[Data excerpts]
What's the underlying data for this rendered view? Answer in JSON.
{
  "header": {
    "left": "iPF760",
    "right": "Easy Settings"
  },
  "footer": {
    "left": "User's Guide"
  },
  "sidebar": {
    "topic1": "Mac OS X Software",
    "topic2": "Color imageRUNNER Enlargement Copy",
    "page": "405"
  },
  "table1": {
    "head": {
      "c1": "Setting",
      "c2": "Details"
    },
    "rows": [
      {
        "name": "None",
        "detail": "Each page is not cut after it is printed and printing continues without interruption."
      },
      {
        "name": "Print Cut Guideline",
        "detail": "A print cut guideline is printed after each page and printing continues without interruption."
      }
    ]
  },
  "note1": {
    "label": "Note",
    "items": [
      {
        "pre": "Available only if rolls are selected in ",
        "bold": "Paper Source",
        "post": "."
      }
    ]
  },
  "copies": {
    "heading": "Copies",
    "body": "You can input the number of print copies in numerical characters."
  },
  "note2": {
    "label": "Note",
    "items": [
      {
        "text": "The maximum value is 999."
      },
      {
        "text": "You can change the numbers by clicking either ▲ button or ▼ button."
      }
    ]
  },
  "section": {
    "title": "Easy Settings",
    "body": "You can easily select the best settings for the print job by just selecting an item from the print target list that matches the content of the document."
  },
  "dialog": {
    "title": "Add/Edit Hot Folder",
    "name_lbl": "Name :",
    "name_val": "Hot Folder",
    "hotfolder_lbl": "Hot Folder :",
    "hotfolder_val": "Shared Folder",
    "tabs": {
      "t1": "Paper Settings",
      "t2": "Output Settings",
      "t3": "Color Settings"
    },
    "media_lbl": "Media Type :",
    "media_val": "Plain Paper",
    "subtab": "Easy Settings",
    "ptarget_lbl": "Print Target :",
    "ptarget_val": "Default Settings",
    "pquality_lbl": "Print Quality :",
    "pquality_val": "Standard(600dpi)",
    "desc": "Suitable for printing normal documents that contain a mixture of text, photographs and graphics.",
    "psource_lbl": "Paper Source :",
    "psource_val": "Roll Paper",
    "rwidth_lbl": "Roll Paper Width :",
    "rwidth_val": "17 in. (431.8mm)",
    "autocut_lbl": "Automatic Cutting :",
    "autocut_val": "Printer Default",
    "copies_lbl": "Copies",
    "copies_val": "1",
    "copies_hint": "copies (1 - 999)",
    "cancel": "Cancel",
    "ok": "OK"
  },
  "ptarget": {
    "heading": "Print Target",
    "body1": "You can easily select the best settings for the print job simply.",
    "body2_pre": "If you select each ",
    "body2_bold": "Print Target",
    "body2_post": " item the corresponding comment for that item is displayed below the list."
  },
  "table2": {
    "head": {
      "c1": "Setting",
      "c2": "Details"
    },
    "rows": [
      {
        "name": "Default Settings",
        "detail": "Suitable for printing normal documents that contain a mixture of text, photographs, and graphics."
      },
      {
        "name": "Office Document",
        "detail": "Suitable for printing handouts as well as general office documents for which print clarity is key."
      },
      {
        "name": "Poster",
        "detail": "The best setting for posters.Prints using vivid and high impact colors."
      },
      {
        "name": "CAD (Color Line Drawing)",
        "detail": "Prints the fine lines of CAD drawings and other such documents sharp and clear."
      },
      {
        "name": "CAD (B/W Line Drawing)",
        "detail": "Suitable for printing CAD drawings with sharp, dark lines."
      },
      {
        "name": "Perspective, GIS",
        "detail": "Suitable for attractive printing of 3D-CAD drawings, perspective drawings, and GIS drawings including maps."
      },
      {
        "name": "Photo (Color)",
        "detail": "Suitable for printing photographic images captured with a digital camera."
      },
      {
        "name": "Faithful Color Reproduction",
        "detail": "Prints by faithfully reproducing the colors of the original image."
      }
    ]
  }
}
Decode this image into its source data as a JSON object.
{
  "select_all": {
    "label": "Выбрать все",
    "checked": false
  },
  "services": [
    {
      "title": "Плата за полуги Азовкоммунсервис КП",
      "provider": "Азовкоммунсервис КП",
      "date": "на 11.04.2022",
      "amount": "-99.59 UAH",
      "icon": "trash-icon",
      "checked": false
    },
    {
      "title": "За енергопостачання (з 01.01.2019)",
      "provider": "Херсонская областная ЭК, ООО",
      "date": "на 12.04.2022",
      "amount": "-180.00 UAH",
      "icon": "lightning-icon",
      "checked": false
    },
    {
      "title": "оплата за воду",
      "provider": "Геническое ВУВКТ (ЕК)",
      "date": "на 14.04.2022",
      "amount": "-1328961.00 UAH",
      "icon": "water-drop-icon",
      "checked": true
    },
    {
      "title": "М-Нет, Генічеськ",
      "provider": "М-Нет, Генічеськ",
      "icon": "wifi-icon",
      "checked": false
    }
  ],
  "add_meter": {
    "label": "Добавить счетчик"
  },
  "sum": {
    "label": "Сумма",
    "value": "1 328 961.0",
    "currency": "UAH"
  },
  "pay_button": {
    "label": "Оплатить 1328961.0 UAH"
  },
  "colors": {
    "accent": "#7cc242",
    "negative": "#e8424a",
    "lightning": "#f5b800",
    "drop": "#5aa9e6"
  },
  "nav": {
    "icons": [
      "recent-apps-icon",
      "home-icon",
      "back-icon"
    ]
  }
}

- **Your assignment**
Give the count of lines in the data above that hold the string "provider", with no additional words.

- **Answer to this exercise**
4